Tuesday, September 20, 2005

A brief note on "free will"

Every conceivable behavior is either deterministic, or random, or some combination of the two. Neither determinism nor randomness can possibly qualify as free will --- intuitively, neither a clock's gears nor a pair of dice possess free will --- and therefore the very concept of free will is philosophically incoherent.

To elaborate slightly, behavior either follows a set of predictable rules, or it does not. If behavior follows a set of predictable rules, then those rules constitute a deterministic algorithm, which clearly lacks free will. If behavior does not follow a set of predictable rules, then it is a random process, which clearly also lacks free will. In practice, most nontrivial behaviors must be modeled by a combination of deterministic and random elements, but combining the two into a randomized algorithm doesn't produce free will either.

Incidentally, all known physical processes --- or, in other words, all possible computing devices in the universe, including human neurons --- can be modeled using some combination of deterministic and stochastic processes. So, even if free will could conceivably exist, actual human beings certainly would not possess it. However, I believe that the very concept of free will is incoherent, an argument that does not depend on properties of our physical universe.

If you disagree with this analysis, it can only be because you misunderstand algorithms, or you misunderstand randomness, or you do not understand how these two combine, or you are defining free will in some tendentious fashion. This seems to be the case, for example, for most of the philosophical positions described in the Wikipedia entry on free will. Notably, none of the pro-free-will arguments that I've ever seen manage to distinguish human decision-making from, say, a program that repeatedly generates a random array, and then sorts that array using an implementation of quicksort that selects a random pivot on each recursion. If you believe that quicksort with a random pivot possesses free will, I suggest that you've redefined free will away to the point of uselessness.

Now, given that free will is philosophically incoherent, I'm not surprised that definitions of free will turn out to be useless, but still, it's sort of sad. Just give up already!


  1. Agreed. Still, it is a weird thing to think about.

    Have you read the book "The Illusion of Conscious Will"? Definitely worth picking up if you're into this stuff.

    The basic story is that there are a number of experiments that show (via monitoring the brain) that when people make decisions, it's generally done unconsciously first, and then a bit later the conscious mind picks up on the decision and thinks, "yeah, that's what I'll do". I read the book a while back, and I do remember some methodological flaws in some of the experiments, but on the whole the evidence is pretty sound. (Perhaps there's a big controversy about this issue in the scientific community; I haven't really followed up on it.)

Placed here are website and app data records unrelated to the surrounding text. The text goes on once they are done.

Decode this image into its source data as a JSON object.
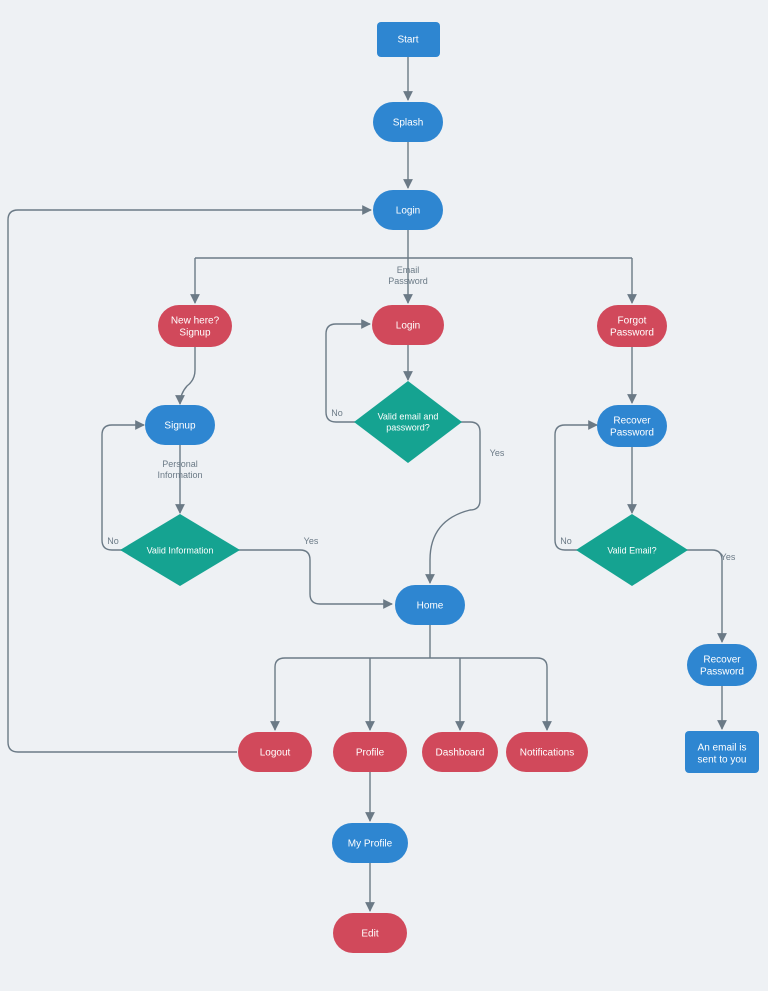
{
  "nodes": {
    "start": {
      "label": "Start"
    },
    "splash": {
      "label": "Splash"
    },
    "login": {
      "label": "Login"
    },
    "newHereSignup": {
      "line1": "New here?",
      "line2": "Signup"
    },
    "login2": {
      "label": "Login"
    },
    "forgotPassword": {
      "line1": "Forgot",
      "line2": "Password"
    },
    "signup": {
      "label": "Signup"
    },
    "validEmailPw": {
      "line1": "Valid email and",
      "line2": "password?"
    },
    "recoverPw": {
      "line1": "Recover",
      "line2": "Password"
    },
    "validInfo": {
      "label": "Valid Information"
    },
    "validEmail": {
      "label": "Valid Email?"
    },
    "home": {
      "label": "Home"
    },
    "recoverPw2": {
      "line1": "Recover",
      "line2": "Password"
    },
    "logout": {
      "label": "Logout"
    },
    "profile": {
      "label": "Profile"
    },
    "dashboard": {
      "label": "Dashboard"
    },
    "notifications": {
      "label": "Notifications"
    },
    "emailSent": {
      "line1": "An email is",
      "line2": "sent to you"
    },
    "myProfile": {
      "label": "My Profile"
    },
    "edit": {
      "label": "Edit"
    }
  },
  "edgeLabels": {
    "emailPassword1": "Email",
    "emailPassword2": "Password",
    "no": "No",
    "yes": "Yes",
    "personalInfo1": "Personal",
    "personalInfo2": "Information"
  }
}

    I like this book because many people who are "pro-free-will" (whatever that is) generally can't believe that their decisions are predetermined, or at least that they are not *consciously* making the decisions "themselves". This book provides empirical evidence that even when you think you're consciously making decisions, you're not.

  2. I think it's even worse than that. Suppose that one were making decisions through some conscious process; suppose that humans didn't even possess a subconscious. So what? That conscious process either follows some predictable scheme (i.e., it is an algorithm) or it doesn't (i.e., it's random) or some combination of the two. So it still wouldn't be evidence of "free will".

    The whole notion of free will seems to stem from a pretty huge blind spot w.r.t. the rules that govern the decision-making process itself.

  3. Oh, absolutely. I'm just saying that some people have trouble believing that concept since they feel so strongly that they are "spontaneously" making decisions "themselves". The subconscious argument is a way to introduce, with evidence, that that isn't even the case given what we already (seem to) know now.

  4. You seem to have learned somewhere that all behavior is either random or deterministic. I'd like to see the proof of that. I'm really interested, not just trying to be contrary. I've just never previously heard that all behavior is limited to these 2 categories.

  5. Everything is some combination of predictability or unpredictability. Behavior is now neither? Come on, Oct 22, 3:46:12.

  6. I read your ID / Scientist post late,(just today) and never got to comment! I believe it must be said that a softball bat would also work well. My daughter prefers Easton Conexion, and it is my contention that the new, evolved aluminum bats will smash more ID proponents more quickly, easily, and with less sting in the hands then the old-fashioned, Louisville Sluggers from the stone age.

    Thanks You!